Entries from a dataset of interfaces:
╔══

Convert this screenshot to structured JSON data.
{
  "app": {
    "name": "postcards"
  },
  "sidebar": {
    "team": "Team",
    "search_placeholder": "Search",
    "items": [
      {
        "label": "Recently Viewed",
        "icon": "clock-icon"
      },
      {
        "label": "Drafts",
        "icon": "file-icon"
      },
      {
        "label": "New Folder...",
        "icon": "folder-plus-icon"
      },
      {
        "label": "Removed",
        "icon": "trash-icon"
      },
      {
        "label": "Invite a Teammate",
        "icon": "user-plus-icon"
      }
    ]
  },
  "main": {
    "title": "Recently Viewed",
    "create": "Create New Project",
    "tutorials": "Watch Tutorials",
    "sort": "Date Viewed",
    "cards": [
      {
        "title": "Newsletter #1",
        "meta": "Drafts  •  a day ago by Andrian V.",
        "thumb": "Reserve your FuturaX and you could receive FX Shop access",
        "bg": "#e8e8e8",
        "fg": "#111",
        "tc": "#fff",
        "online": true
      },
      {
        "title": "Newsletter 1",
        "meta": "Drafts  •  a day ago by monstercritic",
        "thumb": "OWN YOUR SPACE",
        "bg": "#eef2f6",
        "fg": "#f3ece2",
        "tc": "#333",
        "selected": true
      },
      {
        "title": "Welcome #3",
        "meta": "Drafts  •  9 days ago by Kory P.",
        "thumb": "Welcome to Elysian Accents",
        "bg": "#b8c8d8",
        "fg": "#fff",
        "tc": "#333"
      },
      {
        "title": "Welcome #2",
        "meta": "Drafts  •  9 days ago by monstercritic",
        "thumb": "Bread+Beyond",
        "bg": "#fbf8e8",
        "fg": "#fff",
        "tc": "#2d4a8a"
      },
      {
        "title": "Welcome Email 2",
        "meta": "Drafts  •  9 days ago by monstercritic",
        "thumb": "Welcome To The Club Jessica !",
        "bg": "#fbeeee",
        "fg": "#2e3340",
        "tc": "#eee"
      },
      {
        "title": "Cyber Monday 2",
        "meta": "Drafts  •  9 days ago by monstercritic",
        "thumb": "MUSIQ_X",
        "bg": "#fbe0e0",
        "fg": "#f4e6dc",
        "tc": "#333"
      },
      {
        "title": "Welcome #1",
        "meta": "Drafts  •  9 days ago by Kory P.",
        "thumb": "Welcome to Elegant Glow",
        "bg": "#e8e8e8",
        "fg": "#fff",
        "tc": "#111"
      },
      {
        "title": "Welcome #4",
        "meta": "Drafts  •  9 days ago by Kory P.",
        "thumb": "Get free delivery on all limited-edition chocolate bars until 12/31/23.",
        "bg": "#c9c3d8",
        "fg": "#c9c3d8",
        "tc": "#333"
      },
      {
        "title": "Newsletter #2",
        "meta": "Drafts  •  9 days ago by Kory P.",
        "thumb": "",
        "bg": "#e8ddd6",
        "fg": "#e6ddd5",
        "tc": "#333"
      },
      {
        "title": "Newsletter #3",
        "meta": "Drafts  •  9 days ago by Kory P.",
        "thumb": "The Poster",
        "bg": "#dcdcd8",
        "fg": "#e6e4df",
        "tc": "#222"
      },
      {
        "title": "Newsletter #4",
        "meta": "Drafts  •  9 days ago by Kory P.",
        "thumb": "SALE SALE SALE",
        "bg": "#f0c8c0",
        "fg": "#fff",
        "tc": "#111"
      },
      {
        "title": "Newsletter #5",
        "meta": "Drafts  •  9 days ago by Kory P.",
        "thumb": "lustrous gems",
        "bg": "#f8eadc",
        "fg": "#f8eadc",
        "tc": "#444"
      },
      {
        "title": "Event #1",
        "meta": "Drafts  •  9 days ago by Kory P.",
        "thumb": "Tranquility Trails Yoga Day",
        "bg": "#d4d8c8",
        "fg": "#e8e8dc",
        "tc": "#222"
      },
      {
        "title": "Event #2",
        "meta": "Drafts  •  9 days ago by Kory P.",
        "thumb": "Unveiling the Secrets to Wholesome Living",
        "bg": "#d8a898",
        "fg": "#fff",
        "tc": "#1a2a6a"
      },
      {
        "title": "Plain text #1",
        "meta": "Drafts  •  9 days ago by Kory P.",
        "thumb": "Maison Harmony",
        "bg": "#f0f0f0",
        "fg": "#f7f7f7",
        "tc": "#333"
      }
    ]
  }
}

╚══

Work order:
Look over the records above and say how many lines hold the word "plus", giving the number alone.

Exercise output:
2